Instructions to follow:
How many lines in the records below contain the word "value"? Reply with that number only.

::::::::

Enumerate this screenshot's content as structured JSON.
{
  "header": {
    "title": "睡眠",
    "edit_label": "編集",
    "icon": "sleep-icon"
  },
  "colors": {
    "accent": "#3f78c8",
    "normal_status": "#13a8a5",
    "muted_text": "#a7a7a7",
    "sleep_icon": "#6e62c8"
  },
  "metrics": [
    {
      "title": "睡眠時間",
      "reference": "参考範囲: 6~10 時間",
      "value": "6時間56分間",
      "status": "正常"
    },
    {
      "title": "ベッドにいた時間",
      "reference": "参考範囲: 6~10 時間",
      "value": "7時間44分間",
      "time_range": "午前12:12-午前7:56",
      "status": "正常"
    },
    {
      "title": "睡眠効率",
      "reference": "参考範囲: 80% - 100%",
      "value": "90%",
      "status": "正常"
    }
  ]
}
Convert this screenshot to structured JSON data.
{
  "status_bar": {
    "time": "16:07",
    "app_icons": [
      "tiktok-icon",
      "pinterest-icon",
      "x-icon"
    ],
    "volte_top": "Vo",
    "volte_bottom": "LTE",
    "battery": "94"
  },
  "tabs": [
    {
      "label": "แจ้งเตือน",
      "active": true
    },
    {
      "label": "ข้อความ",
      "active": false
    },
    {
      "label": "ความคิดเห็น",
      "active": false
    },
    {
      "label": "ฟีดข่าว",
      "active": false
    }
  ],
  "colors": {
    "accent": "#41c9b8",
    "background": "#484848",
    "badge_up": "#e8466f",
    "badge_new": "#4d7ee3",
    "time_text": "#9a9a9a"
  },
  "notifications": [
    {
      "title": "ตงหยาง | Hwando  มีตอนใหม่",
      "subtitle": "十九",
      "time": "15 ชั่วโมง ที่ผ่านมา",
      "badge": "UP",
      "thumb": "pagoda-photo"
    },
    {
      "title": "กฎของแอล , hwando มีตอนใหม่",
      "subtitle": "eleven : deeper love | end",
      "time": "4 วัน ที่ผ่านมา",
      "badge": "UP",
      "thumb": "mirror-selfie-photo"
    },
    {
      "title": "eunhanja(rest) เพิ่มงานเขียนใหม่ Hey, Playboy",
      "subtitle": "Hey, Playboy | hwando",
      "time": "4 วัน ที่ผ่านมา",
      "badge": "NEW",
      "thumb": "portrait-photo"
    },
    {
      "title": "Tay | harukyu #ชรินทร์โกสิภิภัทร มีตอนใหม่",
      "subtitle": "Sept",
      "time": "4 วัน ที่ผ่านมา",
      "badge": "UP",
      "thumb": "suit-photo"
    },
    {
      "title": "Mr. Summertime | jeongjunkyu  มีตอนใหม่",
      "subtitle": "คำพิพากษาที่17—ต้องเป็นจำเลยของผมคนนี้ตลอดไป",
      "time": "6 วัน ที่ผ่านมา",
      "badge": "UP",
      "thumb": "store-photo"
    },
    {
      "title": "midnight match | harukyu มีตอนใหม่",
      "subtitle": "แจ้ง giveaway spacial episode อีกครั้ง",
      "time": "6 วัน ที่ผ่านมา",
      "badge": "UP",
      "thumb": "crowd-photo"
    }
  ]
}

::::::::

Response to the task:
3